WORK REQUIRED: Every entry needs to be reproduced exactly.
======== ENTRIES SUPPLIED ========
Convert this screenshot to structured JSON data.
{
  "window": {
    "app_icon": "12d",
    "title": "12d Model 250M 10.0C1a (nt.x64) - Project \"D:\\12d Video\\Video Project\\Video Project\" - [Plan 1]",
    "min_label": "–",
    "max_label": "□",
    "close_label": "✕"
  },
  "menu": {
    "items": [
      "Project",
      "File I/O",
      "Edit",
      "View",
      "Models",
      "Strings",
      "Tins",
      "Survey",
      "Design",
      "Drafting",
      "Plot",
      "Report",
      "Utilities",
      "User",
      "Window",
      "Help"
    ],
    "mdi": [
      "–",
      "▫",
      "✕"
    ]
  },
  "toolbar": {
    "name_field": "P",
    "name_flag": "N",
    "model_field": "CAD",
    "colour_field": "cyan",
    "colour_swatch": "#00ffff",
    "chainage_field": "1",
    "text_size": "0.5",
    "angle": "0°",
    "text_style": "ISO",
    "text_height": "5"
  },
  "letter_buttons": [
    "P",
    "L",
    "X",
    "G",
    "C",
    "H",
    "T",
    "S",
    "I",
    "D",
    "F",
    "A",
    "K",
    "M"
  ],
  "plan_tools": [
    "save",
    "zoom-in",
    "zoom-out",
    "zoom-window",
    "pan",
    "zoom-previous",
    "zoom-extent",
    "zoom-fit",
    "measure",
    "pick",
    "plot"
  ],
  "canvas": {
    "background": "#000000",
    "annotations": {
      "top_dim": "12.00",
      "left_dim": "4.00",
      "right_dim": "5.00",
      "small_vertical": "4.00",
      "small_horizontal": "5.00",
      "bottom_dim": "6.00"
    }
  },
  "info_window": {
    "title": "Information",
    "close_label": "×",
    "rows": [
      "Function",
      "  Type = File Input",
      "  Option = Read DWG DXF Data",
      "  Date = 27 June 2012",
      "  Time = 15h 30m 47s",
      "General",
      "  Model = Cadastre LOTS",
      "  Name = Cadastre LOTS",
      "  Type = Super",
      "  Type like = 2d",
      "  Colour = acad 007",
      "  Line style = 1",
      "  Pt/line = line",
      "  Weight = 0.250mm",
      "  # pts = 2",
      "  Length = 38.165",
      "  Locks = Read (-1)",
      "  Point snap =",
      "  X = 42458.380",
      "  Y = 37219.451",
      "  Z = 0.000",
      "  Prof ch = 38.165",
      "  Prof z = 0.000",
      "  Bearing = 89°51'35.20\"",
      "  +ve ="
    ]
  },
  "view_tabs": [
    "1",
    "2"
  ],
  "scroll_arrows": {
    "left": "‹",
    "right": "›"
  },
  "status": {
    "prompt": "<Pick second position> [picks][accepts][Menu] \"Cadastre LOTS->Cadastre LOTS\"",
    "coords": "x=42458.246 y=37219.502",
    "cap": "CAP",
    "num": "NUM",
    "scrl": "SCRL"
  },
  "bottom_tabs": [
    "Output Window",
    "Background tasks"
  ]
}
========
TASK RESULT:
Convert this screenshot to structured JSON data.
{
  "window": {
    "app_icon": "12d",
    "title": "12d Model 250M 10.0C1a (nt.x64) - Project \"D:\\12d Video\\Video Project\\Video Project\" - [Plan 1]",
    "min_label": "–",
    "max_label": "□",
    "close_label": "✕"
  },
  "menu": {
    "items": [
      "Project",
      "File I/O",
      "Edit",
      "View",
      "Models",
      "Strings",
      "Tins",
      "Survey",
      "Design",
      "Drafting",
      "Plot",
      "Report",
      "Utilities",
      "User",
      "Window",
      "Help"
    ],
    "mdi": [
      "–",
      "▫",
      "✕"
    ]
  },
  "toolbar": {
    "name_field": "P",
    "name_flag": "N",
    "model_field": "CAD",
    "colour_field": "cyan",
    "colour_swatch": "#00ffff",
    "chainage_field": "1",
    "text_size": "0.5",
    "angle": "0°",
    "text_style": "ISO",
    "text_height": "5"
  },
  "letter_buttons": [
    "P",
    "L",
    "X",
    "G",
    "C",
    "H",
    "T",
    "S",
    "I",
    "D",
    "F",
    "A",
    "K",
    "M"
  ],
  "plan_tools": [
    "save",
    "zoom-in",
    "zoom-out",
    "zoom-window",
    "pan",
    "zoom-previous",
    "zoom-extent",
    "zoom-fit",
    "measure",
    "pick",
    "plot"
  ],
  "canvas": {
    "background": "#000000",
    "annotations": {
      "top_dim": "12.00",
      "left_dim": "4.00",
      "right_dim": "5.00",
      "small_vertical": "4.00",
      "small_horizontal": "5.00",
      "bottom_dim": "6.00"
    }
  },
  "info_window": {
    "title": "Information",
    "close_label": "×",
    "rows": [
      "Function",
      "  Type = File Input",
      "  Option = Read DWG DXF Data",
      "  Date = 27 June 2012",
      "  Time = 15h 30m 47s",
      "General",
      "  Model = Cadastre LOTS",
      "  Name = Cadastre LOTS",
      "  Type = Super",
      "  Type like = 2d",
      "  Colour = acad 007",
      "  Line style = 1",
      "  Pt/line = line",
      "  Weight = 0.250mm",
      "  # pts = 2",
      "  Length = 38.165",
      "  Locks = Read (-1)",
      "  Point snap =",
      "  X = 42458.380",
      "  Y = 37219.451",
      "  Z = 0.000",
      "  Prof ch = 38.165",
      "  Prof z = 0.000",
      "  Bearing = 89°51'35.20\"",
      "  +ve ="
    ]
  },
  "view_tabs": [
    "1",
    "2"
  ],
  "scroll_arrows": {
    "left": "‹",
    "right": "›"
  },
  "status": {
    "prompt": "<Pick second position> [picks][accepts][Menu] \"Cadastre LOTS->Cadastre LOTS\"",
    "coords": "x=42458.246 y=37219.502",
    "cap": "CAP",
    "num": "NUM",
    "scrl": "SCRL"
  },
  "bottom_tabs": [
    "Output Window",
    "Background tasks"
  ]
}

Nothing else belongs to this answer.